depicts a famous square in the heart of Montmartre that is imbued with a sense of magic and the fantastical through Marc Chagall’s vibrant use of colour and dream-like motifs. Although he had settled in Vence by this time, Paris continued to remain an important reference in Chagall’s post-war works. Central to the rhythmic composition within the present work is a floating female form with anthropomorphic features. Alluding to his childhood home of Vitebsk, this state of metamorphosis can be seen as an extension of his series of Fables based on La Fontaine’s tales and published the previous year. Combining the influences of his Slavic folk spirit from his rural Russian upbringing and his new home in France, this pictorial world is one of mystic fantasy and nostalgic magic. Whimsical motifs are juxtaposed in ambiguous spatial relations, where an enigmatic topography emphasises the dream-like nature of the work. An inverted tree appears parallel to another organic element, highlighting Chagall’s spiritual connection with the cyclic destiny of nature. The vibrant palette is dominated by swaths of passionate red, whilst touches of white and yellow convey a moonlit luminosity.
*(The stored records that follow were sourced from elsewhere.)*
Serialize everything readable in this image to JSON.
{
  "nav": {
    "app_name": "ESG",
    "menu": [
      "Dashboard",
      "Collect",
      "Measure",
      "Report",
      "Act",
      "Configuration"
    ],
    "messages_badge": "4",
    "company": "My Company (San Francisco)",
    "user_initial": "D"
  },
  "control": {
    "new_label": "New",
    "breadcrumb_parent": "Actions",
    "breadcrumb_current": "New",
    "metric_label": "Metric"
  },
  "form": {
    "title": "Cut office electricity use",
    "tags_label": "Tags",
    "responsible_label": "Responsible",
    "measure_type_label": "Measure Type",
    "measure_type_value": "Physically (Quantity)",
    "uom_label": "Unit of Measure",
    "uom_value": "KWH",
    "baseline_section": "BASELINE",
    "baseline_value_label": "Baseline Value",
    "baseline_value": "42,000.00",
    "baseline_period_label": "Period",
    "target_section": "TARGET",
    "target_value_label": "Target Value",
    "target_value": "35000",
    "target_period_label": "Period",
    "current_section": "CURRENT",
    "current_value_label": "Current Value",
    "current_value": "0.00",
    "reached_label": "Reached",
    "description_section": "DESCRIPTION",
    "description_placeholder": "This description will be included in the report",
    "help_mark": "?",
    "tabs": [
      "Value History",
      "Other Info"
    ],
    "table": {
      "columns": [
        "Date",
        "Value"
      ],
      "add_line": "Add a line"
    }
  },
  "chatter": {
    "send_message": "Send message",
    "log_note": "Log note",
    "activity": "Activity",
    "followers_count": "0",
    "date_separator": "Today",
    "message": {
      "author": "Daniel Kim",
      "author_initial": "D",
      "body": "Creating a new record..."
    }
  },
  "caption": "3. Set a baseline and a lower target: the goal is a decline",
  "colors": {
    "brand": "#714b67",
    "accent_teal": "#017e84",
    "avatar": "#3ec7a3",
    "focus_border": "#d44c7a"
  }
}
An underlying sentiment in Chagall’s œuvre is the intimate parallel with art and life, as the artist said: ‘In life, just as on the artist’s palette, there is but one single color that gives meaning to life and art – the color of love’ (quoted in Jacob Baal-Teshuva, Chagall, Cologne, 1998, p. 10). The theme of the lovers, an important motif within Chagall’s work, represents his renewed romanticism and stability with his new wife Valentina Brodsky, or “Vava”, after the death of his beloved first wife Bella and the traumatic devastation of the war. Ultimately, La Place Du Tertre underlines the true essence of the artist’s production with fantastic motifs and an enchanting atmosphere.